== Activity ==
Identical copies of all the records below are needed.

== Task material ==
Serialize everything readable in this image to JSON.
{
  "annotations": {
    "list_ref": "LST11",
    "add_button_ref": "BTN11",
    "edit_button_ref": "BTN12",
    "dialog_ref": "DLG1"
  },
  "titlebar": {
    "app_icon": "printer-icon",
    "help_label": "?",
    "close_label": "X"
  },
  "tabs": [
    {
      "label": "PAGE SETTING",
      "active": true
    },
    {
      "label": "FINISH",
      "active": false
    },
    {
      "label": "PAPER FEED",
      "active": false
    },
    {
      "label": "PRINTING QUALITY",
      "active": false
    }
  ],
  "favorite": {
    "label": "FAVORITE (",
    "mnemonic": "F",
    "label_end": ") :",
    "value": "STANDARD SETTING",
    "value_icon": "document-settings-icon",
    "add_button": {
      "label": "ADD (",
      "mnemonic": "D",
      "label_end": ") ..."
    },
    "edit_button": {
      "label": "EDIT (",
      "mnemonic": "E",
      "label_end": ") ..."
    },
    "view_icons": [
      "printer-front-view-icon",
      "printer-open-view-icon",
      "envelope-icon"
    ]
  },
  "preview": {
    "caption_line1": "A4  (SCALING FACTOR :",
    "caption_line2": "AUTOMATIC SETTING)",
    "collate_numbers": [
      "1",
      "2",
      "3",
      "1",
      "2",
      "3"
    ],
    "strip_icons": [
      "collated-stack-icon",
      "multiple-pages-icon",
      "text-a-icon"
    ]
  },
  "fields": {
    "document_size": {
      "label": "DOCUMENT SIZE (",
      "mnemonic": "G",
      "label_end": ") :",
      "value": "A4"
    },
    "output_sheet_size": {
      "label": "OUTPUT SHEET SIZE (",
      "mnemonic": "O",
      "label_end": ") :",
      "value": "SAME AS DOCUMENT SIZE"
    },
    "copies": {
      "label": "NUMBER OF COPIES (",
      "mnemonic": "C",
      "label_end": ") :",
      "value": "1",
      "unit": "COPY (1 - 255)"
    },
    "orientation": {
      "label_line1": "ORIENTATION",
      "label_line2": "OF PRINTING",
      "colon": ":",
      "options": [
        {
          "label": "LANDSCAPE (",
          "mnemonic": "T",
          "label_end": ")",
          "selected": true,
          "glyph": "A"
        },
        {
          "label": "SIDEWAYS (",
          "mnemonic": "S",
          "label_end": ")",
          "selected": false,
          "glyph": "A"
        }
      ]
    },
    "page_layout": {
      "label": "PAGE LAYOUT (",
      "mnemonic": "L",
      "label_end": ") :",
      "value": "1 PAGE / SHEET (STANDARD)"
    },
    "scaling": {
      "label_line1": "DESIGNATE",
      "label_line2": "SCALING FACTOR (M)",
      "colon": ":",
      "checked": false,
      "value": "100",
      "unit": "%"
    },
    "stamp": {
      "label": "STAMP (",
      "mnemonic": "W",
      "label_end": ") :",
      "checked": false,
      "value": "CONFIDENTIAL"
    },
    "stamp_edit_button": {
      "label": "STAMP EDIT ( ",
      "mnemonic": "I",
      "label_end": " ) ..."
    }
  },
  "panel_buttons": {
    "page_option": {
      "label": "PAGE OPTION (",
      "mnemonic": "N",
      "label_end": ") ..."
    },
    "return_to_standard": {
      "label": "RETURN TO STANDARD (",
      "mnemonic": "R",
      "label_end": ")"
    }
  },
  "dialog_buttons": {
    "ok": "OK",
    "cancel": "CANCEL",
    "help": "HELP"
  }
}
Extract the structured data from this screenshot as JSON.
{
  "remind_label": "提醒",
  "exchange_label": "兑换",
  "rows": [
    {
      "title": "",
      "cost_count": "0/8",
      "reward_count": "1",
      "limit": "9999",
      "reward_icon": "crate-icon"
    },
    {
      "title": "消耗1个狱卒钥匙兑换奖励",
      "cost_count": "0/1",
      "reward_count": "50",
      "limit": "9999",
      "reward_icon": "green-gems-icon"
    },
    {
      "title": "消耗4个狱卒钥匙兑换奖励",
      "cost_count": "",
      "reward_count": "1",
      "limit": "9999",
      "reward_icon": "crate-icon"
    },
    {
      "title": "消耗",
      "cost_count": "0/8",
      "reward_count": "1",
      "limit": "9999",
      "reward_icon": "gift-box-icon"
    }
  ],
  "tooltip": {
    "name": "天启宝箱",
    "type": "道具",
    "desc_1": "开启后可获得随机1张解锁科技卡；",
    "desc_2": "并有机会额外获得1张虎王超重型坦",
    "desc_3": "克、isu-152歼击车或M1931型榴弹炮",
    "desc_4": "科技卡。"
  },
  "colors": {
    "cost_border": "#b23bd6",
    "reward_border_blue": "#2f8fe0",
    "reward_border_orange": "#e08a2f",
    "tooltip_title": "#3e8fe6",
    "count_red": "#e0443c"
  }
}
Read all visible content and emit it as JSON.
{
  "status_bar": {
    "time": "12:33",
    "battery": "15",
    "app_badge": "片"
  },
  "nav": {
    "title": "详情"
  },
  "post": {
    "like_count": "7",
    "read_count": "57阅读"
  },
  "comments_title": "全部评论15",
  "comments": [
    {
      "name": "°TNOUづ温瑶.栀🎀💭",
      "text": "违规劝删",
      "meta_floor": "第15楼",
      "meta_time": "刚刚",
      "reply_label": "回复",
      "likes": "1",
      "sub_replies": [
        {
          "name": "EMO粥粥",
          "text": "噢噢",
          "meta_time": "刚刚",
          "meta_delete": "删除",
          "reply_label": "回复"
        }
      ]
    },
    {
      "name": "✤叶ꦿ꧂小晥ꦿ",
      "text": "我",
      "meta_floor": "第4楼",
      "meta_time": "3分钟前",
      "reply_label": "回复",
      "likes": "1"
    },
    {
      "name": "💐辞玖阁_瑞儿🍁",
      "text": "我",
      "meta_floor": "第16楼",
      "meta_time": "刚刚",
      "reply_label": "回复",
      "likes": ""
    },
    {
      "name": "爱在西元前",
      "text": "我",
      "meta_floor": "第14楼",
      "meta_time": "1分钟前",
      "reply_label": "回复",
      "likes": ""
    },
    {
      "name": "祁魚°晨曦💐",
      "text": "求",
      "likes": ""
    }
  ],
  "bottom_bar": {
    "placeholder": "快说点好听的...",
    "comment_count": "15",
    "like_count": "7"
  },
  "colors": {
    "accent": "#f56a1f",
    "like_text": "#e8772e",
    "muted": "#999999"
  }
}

== Exercise answer ==
Serialize everything readable in this image to JSON.
{
  "annotations": {
    "list_ref": "LST11",
    "add_button_ref": "BTN11",
    "edit_button_ref": "BTN12",
    "dialog_ref": "DLG1"
  },
  "titlebar": {
    "app_icon": "printer-icon",
    "help_label": "?",
    "close_label": "X"
  },
  "tabs": [
    {
      "label": "PAGE SETTING",
      "active": true
    },
    {
      "label": "FINISH",
      "active": false
    },
    {
      "label": "PAPER FEED",
      "active": false
    },
    {
      "label": "PRINTING QUALITY",
      "active": false
    }
  ],
  "favorite": {
    "label": "FAVORITE (",
    "mnemonic": "F",
    "label_end": ") :",
    "value": "STANDARD SETTING",
    "value_icon": "document-settings-icon",
    "add_button": {
      "label": "ADD (",
      "mnemonic": "D",
      "label_end": ") ..."
    },
    "edit_button": {
      "label": "EDIT (",
      "mnemonic": "E",
      "label_end": ") ..."
    },
    "view_icons": [
      "printer-front-view-icon",
      "printer-open-view-icon",
      "envelope-icon"
    ]
  },
  "preview": {
    "caption_line1": "A4  (SCALING FACTOR :",
    "caption_line2": "AUTOMATIC SETTING)",
    "collate_numbers": [
      "1",
      "2",
      "3",
      "1",
      "2",
      "3"
    ],
    "strip_icons": [
      "collated-stack-icon",
      "multiple-pages-icon",
      "text-a-icon"
    ]
  },
  "fields": {
    "document_size": {
      "label": "DOCUMENT SIZE (",
      "mnemonic": "G",
      "label_end": ") :",
      "value": "A4"
    },
    "output_sheet_size": {
      "label": "OUTPUT SHEET SIZE (",
      "mnemonic": "O",
      "label_end": ") :",
      "value": "SAME AS DOCUMENT SIZE"
    },
    "copies": {
      "label": "NUMBER OF COPIES (",
      "mnemonic": "C",
      "label_end": ") :",
      "value": "1",
      "unit": "COPY (1 - 255)"
    },
    "orientation": {
      "label_line1": "ORIENTATION",
      "label_line2": "OF PRINTING",
      "colon": ":",
      "options": [
        {
          "label": "LANDSCAPE (",
          "mnemonic": "T",
          "label_end": ")",
          "selected": true,
          "glyph": "A"
        },
        {
          "label": "SIDEWAYS (",
          "mnemonic": "S",
          "label_end": ")",
          "selected": false,
          "glyph": "A"
        }
      ]
    },
    "page_layout": {
      "label": "PAGE LAYOUT (",
      "mnemonic": "L",
      "label_end": ") :",
      "value": "1 PAGE / SHEET (STANDARD)"
    },
    "scaling": {
      "label_line1": "DESIGNATE",
      "label_line2": "SCALING FACTOR (M)",
      "colon": ":",
      "checked": false,
      "value": "100",
      "unit": "%"
    },
    "stamp": {
      "label": "STAMP (",
      "mnemonic": "W",
      "label_end": ") :",
      "checked": false,
      "value": "CONFIDENTIAL"
    },
    "stamp_edit_button": {
      "label": "STAMP EDIT ( ",
      "mnemonic": "I",
      "label_end": " ) ..."
    }
  },
  "panel_buttons": {
    "page_option": {
      "label": "PAGE OPTION (",
      "mnemonic": "N",
      "label_end": ") ..."
    },
    "return_to_standard": {
      "label": "RETURN TO STANDARD (",
      "mnemonic": "R",
      "label_end": ")"
    }
  },
  "dialog_buttons": {
    "ok": "OK",
    "cancel": "CANCEL",
    "help": "HELP"
  }
}
Extract the structured data from this screenshot as JSON.
{
  "remind_label": "提醒",
  "exchange_label": "兑换",
  "rows": [
    {
      "title": "",
      "cost_count": "0/8",
      "reward_count": "1",
      "limit": "9999",
      "reward_icon": "crate-icon"
    },
    {
      "title": "消耗1个狱卒钥匙兑换奖励",
      "cost_count": "0/1",
      "reward_count": "50",
      "limit": "9999",
      "reward_icon": "green-gems-icon"
    },
    {
      "title": "消耗4个狱卒钥匙兑换奖励",
      "cost_count": "",
      "reward_count": "1",
      "limit": "9999",
      "reward_icon": "crate-icon"
    },
    {
      "title": "消耗",
      "cost_count": "0/8",
      "reward_count": "1",
      "limit": "9999",
      "reward_icon": "gift-box-icon"
    }
  ],
  "tooltip": {
    "name": "天启宝箱",
    "type": "道具",
    "desc_1": "开启后可获得随机1张解锁科技卡；",
    "desc_2": "并有机会额外获得1张虎王超重型坦",
    "desc_3": "克、isu-152歼击车或M1931型榴弹炮",
    "desc_4": "科技卡。"
  },
  "colors": {
    "cost_border": "#b23bd6",
    "reward_border_blue": "#2f8fe0",
    "reward_border_orange": "#e08a2f",
    "tooltip_title": "#3e8fe6",
    "count_red": "#e0443c"
  }
}
Read all visible content and emit it as JSON.
{
  "status_bar": {
    "time": "12:33",
    "battery": "15",
    "app_badge": "片"
  },
  "nav": {
    "title": "详情"
  },
  "post": {
    "like_count": "7",
    "read_count": "57阅读"
  },
  "comments_title": "全部评论15",
  "comments": [
    {
      "name": "°TNOUづ温瑶.栀🎀💭",
      "text": "违规劝删",
      "meta_floor": "第15楼",
      "meta_time": "刚刚",
      "reply_label": "回复",
      "likes": "1",
      "sub_replies": [
        {
          "name": "EMO粥粥",
          "text": "噢噢",
          "meta_time": "刚刚",
          "meta_delete": "删除",
          "reply_label": "回复"
        }
      ]
    },
    {
      "name": "✤叶ꦿ꧂小晥ꦿ",
      "text": "我",
      "meta_floor": "第4楼",
      "meta_time": "3分钟前",
      "reply_label": "回复",
      "likes": "1"
    },
    {
      "name": "💐辞玖阁_瑞儿🍁",
      "text": "我",
      "meta_floor": "第16楼",
      "meta_time": "刚刚",
      "reply_label": "回复",
      "likes": ""
    },
    {
      "name": "爱在西元前",
      "text": "我",
      "meta_floor": "第14楼",
      "meta_time": "1分钟前",
      "reply_label": "回复",
      "likes": ""
    },
    {
      "name": "祁魚°晨曦💐",
      "text": "求",
      "likes": ""
    }
  ],
  "bottom_bar": {
    "placeholder": "快说点好听的...",
    "comment_count": "15",
    "like_count": "7"
  },
  "colors": {
    "accent": "#f56a1f",
    "like_text": "#e8772e",
    "muted": "#999999"
  }
}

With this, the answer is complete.